Matt Wrack, the FBU’s General Secretary, will be a genuine ally to Corbyn and John McDonnell. Len McCluskey and Dave Prentis were both bounced into endorsing Corbyn by their executives and did so less than wholeheartedly. Tim Roache, the newly-elected General Secretary of the GMB, has publicly supported Corbyn but is seen as a more moderate voice at the TUC. Only Dave Ward of the Communication Workers’ Union, who lent staff and resources to both Corbyn’s campaign team and to the parliamentary staff of Corbyn and McDonnell, is truly on side.

The impact of reaffiliation may be felt more keenly in local parties. The FBU’s membership looks small in real terms compared Unite and Unison have memberships of over a million, while the GMB and Usdaw are around the half-a-million mark, but is much more impressive when you consider that there are just 48,000 firefighters in Britain. This may make them more likely to participate in internal elections than other affiliated trade unionists, just 60,000 of whom voted in the Labour leadership election in 2015. However, it is worth noting that it is statistically unlikely most firefighters are Corbynites - those that are will mostly have already joined themselves. The affiliation, while a morale boost for many in the Labour party, is unlikely to prove as significant to the direction of the party as the outcome of Unison’s general secretary election or the struggle for power at the top of Unite in 2018. 

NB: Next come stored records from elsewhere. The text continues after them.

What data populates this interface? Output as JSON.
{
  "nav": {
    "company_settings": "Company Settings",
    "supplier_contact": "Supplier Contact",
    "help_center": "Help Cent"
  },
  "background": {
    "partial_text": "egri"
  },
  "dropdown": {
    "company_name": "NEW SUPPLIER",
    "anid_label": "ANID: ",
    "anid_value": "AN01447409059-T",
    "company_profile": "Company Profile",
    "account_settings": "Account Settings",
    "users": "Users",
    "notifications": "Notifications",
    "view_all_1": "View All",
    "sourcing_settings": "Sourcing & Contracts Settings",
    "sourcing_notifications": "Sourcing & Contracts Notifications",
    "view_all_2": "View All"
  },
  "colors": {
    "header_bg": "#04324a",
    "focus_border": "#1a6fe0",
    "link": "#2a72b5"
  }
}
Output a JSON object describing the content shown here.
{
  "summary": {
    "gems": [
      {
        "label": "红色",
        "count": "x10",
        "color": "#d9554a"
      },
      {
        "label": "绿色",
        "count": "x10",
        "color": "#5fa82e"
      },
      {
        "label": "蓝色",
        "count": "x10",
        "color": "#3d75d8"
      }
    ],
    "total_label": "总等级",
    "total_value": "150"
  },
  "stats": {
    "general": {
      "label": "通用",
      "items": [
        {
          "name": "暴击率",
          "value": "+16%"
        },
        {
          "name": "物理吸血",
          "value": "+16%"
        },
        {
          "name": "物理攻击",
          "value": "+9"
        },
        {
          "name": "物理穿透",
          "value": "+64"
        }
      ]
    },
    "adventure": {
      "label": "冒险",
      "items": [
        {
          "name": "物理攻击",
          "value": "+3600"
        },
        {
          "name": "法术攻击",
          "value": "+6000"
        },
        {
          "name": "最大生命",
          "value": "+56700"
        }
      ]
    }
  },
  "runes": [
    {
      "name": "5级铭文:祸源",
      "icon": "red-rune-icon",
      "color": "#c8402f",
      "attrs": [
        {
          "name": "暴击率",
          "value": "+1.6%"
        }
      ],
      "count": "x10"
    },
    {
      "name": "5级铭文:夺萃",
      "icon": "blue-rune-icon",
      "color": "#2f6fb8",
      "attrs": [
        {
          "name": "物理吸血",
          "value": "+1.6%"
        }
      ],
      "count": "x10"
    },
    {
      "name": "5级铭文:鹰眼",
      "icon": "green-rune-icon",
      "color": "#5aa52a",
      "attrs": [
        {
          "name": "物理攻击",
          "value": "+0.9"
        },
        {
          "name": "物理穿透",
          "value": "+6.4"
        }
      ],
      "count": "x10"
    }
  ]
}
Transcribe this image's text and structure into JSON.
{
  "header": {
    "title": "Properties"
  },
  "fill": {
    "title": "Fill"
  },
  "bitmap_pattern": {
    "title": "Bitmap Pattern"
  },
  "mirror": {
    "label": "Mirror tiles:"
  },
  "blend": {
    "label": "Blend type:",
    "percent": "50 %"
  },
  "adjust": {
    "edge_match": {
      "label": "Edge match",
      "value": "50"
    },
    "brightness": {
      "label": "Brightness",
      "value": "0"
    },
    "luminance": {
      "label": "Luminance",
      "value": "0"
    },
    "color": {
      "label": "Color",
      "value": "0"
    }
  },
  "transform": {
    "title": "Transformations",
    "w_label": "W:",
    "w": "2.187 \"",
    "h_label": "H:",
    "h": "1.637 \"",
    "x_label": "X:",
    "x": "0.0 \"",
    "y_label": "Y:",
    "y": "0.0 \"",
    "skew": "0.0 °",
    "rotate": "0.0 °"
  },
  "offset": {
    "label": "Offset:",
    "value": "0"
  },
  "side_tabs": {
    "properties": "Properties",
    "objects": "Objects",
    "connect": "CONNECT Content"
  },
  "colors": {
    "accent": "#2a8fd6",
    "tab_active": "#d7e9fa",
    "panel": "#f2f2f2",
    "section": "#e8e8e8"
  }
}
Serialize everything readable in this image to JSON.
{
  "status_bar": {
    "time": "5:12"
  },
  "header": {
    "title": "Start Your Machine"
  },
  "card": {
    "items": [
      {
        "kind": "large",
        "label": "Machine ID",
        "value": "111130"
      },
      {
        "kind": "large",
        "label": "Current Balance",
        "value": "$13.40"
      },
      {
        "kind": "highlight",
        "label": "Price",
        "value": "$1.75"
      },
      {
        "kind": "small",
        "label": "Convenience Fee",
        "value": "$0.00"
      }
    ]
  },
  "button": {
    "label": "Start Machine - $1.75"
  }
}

Stephen Bush is editor of the Staggers, the New Statesman’s political blog.